There are two types of dialysis – hemodialysis and peritoneal dialysis.

HD uses an out-of-body filter called a dialyzer. With the help of the hemodialysis machine, the blood from the body is filtered through an artificial membrane – “dialyzer”, or “artificial kidney” to clear toxins that the kidneys can no longer remove. Peritoneal dialysis is a way to remove waste products from the blood in a different way from the more common blood filtration procedure called hemodialysis.

A peritoneal catheter is required before initiating PD. PD uses the lining of the abdominal cavity, called the peritoneal membrane, which serves as a natural filter to remove fluids and harmful substances from the blood. This is achieved by periodically infusing a special solution into the abdominal cavity. The lining of the abdomen (peritoneum) acts as a filter to remove waste products from the blood. Your doctor can tell you which type of dialysis may be the best option for you.

Factors to consider are:

– Your kidney function – Overall health

– Your personal preferences

– Your way of life

Peritoneal dialysis may be a better option if:

– You want to minimize the interruption of your daily activities

– You want to work or travel easier

– You have some residual kidney function

Peritoneal dialysis may not work if you have:

– Adhesions and mechanical defects of the abdominal wall also complicate the procedure.

– Inflammatory bowel disease or frequent attacks of diverticulitis

– Impossibility to observe strict hygienic measures

Advantages of peritoneal dialysis

– No vascular access with fistula or catheter is required;

– Patient mobility

– The therapy is carried out at home

– Lower risk of transmitting dangerous viral infections.

Disadvantages of peritoneal dialysis:

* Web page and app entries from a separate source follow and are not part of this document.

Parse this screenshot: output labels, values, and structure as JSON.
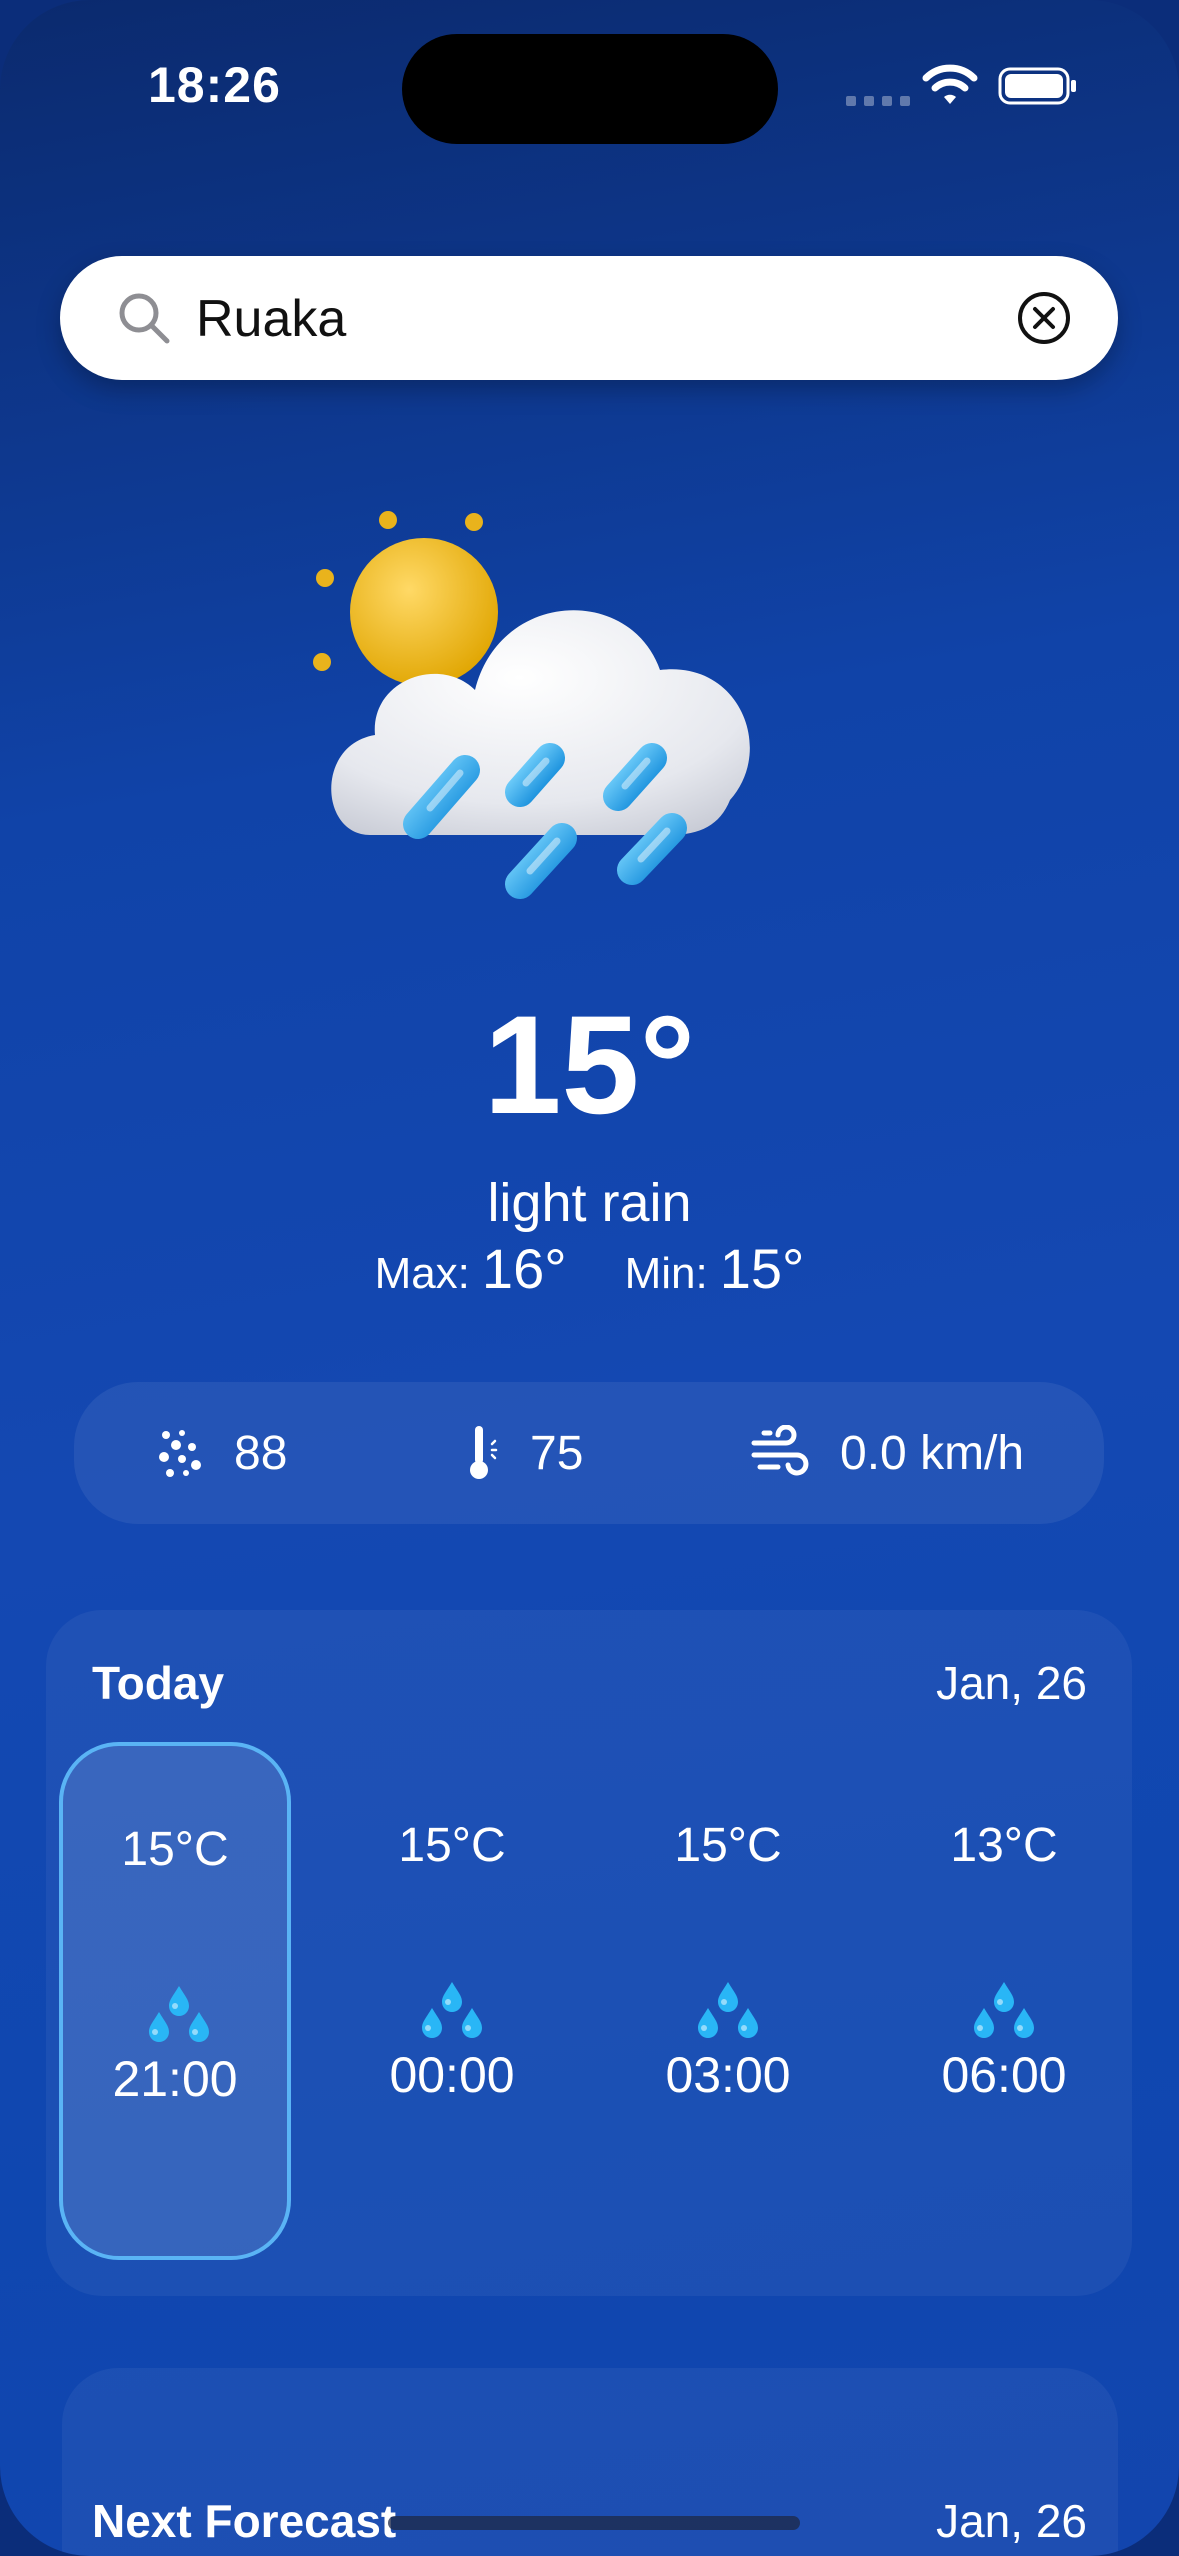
{
  "status_bar": {
    "time": "18:26"
  },
  "search": {
    "value": "Ruaka",
    "placeholder": ""
  },
  "current": {
    "temperature": "15°",
    "condition": "light rain",
    "max_label": "Max:",
    "max_value": "16°",
    "min_label": "Min:",
    "min_value": "15°",
    "icon": "sun-cloud-rain-icon"
  },
  "stats": {
    "humidity": "88",
    "humidity_icon": "humidity-dots-icon",
    "feels": "75",
    "feels_icon": "thermometer-icon",
    "wind": "0.0 km/h",
    "wind_icon": "wind-icon"
  },
  "today": {
    "title": "Today",
    "date": "Jan, 26",
    "hours": [
      {
        "temp": "15°C",
        "time": "21:00",
        "icon": "raindrops-icon",
        "selected": true
      },
      {
        "temp": "15°C",
        "time": "00:00",
        "icon": "raindrops-icon",
        "selected": false
      },
      {
        "temp": "15°C",
        "time": "03:00",
        "icon": "raindrops-icon",
        "selected": false
      },
      {
        "temp": "13°C",
        "time": "06:00",
        "icon": "raindrops-icon",
        "selected": false
      }
    ]
  },
  "next_forecast": {
    "title": "Next Forecast",
    "date": "Jan, 26"
  },
  "colors": {
    "accent": "#5ab4f5",
    "background": "#1448b2",
    "drop": "#29b6f6"
  }
}
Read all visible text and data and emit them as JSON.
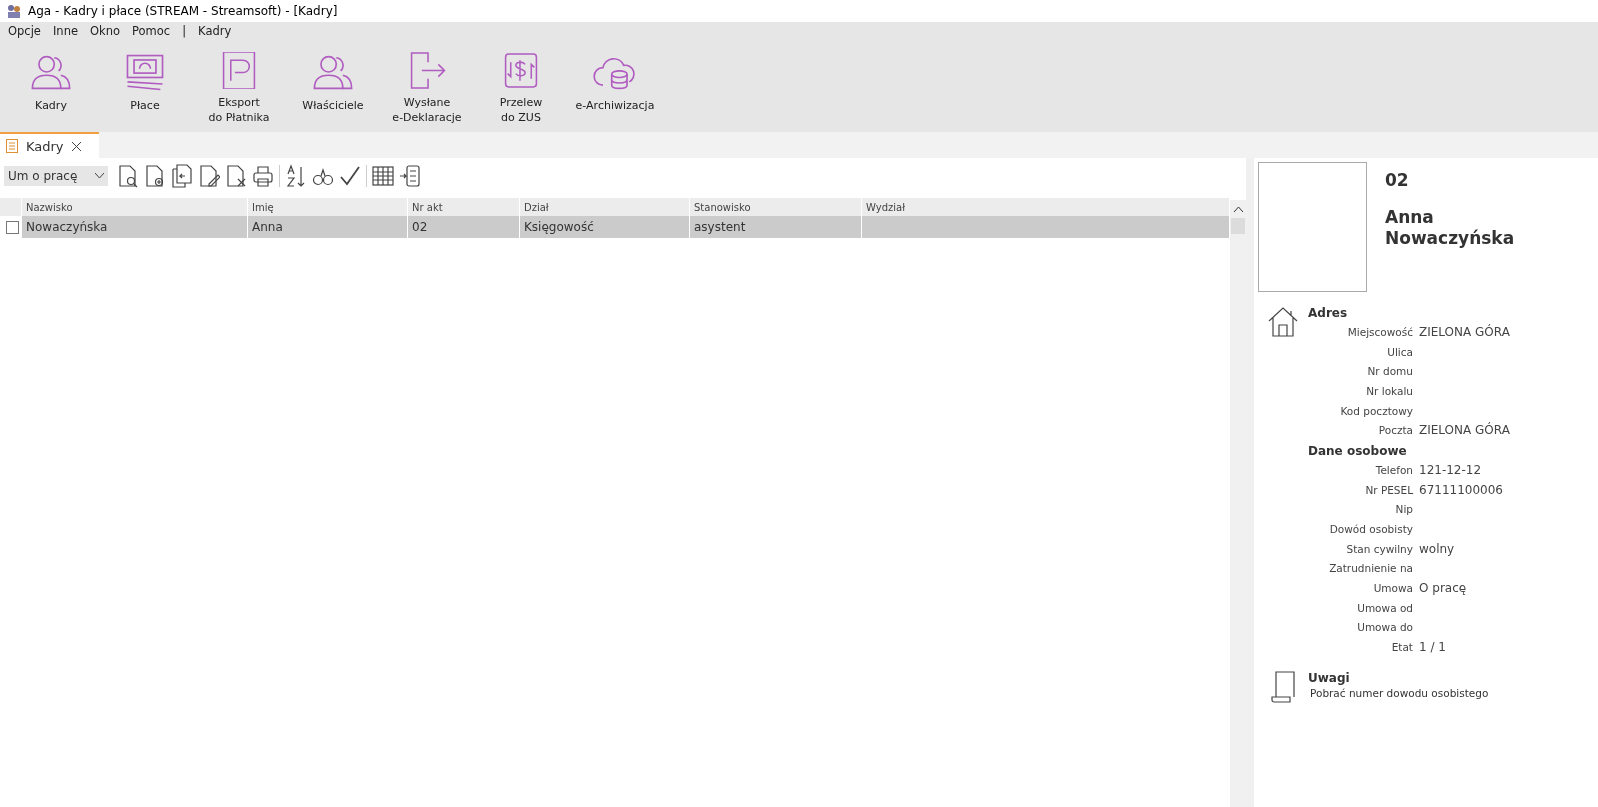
{
  "window": {
    "title": "Aga - Kadry i płace (STREAM - Streamsoft) - [Kadry]"
  },
  "menu": [
    "Opcje",
    "Inne",
    "Okno",
    "Pomoc",
    "|",
    "Kadry"
  ],
  "ribbon": [
    {
      "label": "Kadry"
    },
    {
      "label": "Płace"
    },
    {
      "label": "Eksport\ndo Płatnika"
    },
    {
      "label": "Właściciele"
    },
    {
      "label": "Wysłane\ne-Deklaracje"
    },
    {
      "label": "Przelew\ndo ZUS"
    },
    {
      "label": "e-Archiwizacja"
    }
  ],
  "tabs": [
    {
      "label": "Kadry",
      "selected": true
    }
  ],
  "filter": {
    "value": "Um o pracę"
  },
  "table": {
    "columns": [
      "Nazwisko",
      "Imię",
      "Nr akt",
      "Dział",
      "Stanowisko",
      "Wydział"
    ],
    "rows": [
      {
        "checked": false,
        "selected": true,
        "cells": [
          "Nowaczyńska",
          "Anna",
          "02",
          "Księgowość",
          "asystent"
        ]
      }
    ]
  },
  "detail": {
    "number": "02",
    "first_name": "Anna",
    "last_name": "Nowaczyńska",
    "sections": [
      {
        "title": "Adres",
        "fields": [
          {
            "label": "Miejscowość",
            "value": "ZIELONA GÓRA"
          },
          {
            "label": "Ulica"
          },
          {
            "label": "Nr domu"
          },
          {
            "label": "Nr lokalu"
          },
          {
            "label": "Kod pocztowy"
          },
          {
            "label": "Poczta",
            "value": "ZIELONA GÓRA"
          }
        ]
      },
      {
        "title": "Dane osobowe",
        "fields": [
          {
            "label": "Telefon",
            "value": "121-12-12"
          },
          {
            "label": "Nr PESEL",
            "value": "67111100006"
          },
          {
            "label": "Nip"
          },
          {
            "label": "Dowód osobisty"
          },
          {
            "label": "Stan cywilny",
            "value": "wolny"
          },
          {
            "label": "Zatrudnienie na"
          },
          {
            "label": "Umowa",
            "value": "O pracę"
          },
          {
            "label": "Umowa od"
          },
          {
            "label": "Umowa do"
          },
          {
            "label": "Etat",
            "value": "1 / 1"
          }
        ]
      }
    ],
    "notes": {
      "title": "Uwagi",
      "text": "Pobrać numer dowodu osobistego"
    }
  }
}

– Risk of infections

– Risk of obesity

– Impaired fat metabolism

– Cleansing from nitrogenous bodies (urea and creatinine) is not so good